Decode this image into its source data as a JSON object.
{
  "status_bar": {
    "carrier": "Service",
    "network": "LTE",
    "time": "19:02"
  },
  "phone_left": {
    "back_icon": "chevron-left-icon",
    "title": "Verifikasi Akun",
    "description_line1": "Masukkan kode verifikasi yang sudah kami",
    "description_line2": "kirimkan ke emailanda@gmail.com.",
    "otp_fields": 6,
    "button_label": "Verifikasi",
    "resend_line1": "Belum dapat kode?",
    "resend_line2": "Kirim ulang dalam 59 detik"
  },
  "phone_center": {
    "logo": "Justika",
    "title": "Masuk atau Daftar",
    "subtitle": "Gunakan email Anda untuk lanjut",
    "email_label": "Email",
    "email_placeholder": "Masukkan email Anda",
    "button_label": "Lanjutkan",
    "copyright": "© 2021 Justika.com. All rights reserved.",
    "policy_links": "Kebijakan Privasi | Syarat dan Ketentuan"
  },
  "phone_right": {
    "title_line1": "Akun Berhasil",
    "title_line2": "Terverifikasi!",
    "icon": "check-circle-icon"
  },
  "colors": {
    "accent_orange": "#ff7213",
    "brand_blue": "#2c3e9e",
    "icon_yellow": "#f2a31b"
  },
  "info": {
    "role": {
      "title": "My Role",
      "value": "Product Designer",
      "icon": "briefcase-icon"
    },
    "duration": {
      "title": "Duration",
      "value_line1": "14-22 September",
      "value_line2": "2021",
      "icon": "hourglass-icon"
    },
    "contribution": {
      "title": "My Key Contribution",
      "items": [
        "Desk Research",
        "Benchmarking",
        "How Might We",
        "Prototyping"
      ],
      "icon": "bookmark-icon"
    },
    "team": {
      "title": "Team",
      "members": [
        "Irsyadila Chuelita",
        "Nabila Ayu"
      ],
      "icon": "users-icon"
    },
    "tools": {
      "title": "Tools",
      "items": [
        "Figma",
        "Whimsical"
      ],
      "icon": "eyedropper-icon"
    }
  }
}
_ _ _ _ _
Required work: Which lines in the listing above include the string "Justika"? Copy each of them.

Answer section:
    "logo": "Justika",
    "copyright": "© 2021 Justika.com. All rights reserved.",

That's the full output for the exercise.